Public education is under attack, including at higher education institutions; at Rutgers University, tuition is increasing, our professors and campus workers are paid less, and top administrators seem to be the only ones benefiting. Join the New Jersey Work Environment Council, Rutgers United Students Against Sweatshops, and other partners on December 16, 2017 to engage in a discussion on economics, financialization, and how financial institutions rob Rutgers University of vital resources - resources which could be better used to maintain/reduce tuition, invest in educational resources, and increase wages and pay for campus workers and faculty. This event is free, but please register to attend. Register Now Public Need Over Corporate Greed

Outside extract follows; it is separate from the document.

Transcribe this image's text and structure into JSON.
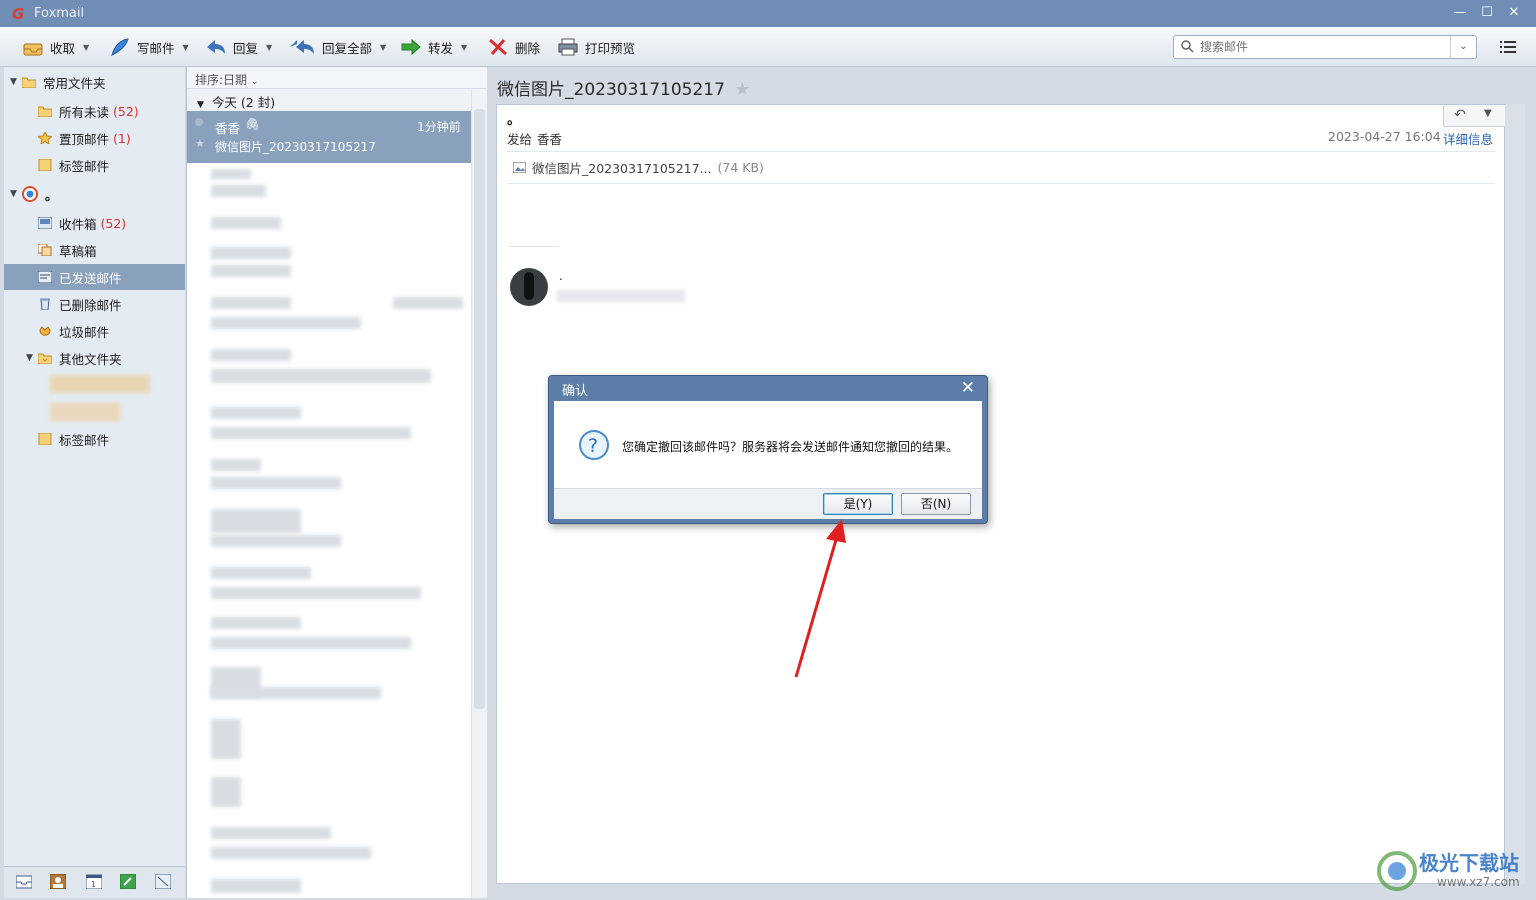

Working people can't seem to get ahead. As we watch the news, organize and engage around issues in our communities, it becomes more apparent that we are operating in a rigged economy, which works for a privileged few. Unfortunately, Wall Street's power and influence thwarts progress on our most basic needs, on issues like public health, environmental protection, workers' rights, and civil rights. Join Health Professionals and Allied Employees (HPAE), Public Need over Corporate Greed, and the NJ Work Environment Council to learn about the horrific reality of runaway inequality and how it’s gotten so bad. Engage in a discussion on state based policies that can help us fight back against Wall Street’s influence on our politics and create an economy that values people over profit! Parking will be available at venue. Lunch will be served. Two sessions are being offered, free to attend, but please register! Wednesday, November 15 10am-4pm Labor Education Center 50 Labor Center Way New Brunswick, NJ 08901 Register Saturday, November 18 10am-4pm Labor Education Center 50 Labor Center Way New Brunswick, NJ 08901 Register Download a Flyer